### PROVIDED RECORDS

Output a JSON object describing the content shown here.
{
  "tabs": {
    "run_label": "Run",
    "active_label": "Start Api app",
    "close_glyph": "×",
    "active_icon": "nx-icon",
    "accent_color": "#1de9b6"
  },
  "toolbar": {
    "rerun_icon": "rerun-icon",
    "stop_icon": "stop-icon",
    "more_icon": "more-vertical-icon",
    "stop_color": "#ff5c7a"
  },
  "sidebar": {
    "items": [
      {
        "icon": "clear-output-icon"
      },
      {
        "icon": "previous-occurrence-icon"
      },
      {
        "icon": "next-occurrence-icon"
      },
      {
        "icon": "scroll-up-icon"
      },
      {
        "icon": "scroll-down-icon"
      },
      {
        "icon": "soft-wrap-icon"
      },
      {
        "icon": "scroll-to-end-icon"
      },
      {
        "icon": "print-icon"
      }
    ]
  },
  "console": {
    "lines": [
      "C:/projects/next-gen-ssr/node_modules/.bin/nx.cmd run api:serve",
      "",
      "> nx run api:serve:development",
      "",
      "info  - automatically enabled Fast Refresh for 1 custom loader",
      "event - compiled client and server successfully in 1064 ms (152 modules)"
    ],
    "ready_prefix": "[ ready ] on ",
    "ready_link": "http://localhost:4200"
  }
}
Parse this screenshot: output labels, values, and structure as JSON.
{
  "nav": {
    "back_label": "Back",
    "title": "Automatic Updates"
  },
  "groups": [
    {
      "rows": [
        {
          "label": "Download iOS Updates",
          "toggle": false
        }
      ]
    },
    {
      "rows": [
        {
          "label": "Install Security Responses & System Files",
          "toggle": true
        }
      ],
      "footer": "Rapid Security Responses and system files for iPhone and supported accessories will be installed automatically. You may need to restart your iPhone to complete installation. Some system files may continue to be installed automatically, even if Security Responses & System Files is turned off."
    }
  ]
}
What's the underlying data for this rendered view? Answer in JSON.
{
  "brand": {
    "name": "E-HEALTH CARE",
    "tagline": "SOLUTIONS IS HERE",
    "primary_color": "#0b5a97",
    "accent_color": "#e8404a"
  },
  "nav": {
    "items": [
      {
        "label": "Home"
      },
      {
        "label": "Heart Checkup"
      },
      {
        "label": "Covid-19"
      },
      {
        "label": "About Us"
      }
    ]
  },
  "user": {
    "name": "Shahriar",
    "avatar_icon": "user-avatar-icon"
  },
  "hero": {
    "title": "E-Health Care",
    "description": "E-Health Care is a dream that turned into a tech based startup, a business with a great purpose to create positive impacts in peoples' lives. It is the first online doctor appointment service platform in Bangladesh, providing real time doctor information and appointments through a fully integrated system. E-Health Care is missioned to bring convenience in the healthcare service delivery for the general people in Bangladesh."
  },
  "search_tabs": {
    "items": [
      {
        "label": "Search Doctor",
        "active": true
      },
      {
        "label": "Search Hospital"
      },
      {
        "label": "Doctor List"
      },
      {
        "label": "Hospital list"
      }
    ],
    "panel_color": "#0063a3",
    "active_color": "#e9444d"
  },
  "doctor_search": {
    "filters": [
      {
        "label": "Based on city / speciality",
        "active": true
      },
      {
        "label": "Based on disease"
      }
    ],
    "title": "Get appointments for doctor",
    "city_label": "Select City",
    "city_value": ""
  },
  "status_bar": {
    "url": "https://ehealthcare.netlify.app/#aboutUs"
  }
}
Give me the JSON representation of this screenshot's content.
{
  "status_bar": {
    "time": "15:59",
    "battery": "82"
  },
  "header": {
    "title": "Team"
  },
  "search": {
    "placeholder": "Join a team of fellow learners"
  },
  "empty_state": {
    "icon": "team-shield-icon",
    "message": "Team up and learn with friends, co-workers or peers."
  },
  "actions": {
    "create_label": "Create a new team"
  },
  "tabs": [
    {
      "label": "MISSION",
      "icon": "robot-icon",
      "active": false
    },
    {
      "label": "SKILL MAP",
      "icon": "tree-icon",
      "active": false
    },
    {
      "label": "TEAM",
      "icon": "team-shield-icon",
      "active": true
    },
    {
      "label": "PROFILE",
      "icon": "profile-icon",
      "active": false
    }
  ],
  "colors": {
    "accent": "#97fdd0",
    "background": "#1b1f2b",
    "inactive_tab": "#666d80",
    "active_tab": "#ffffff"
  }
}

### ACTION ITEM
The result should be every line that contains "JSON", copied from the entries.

### YOUR RESPONSE
Output a JSON object describing the content shown here.
Parse this screenshot: output labels, values, and structure as JSON.
What's the underlying data for this rendered view? Answer in JSON.
Give me the JSON representation of this screenshot's content.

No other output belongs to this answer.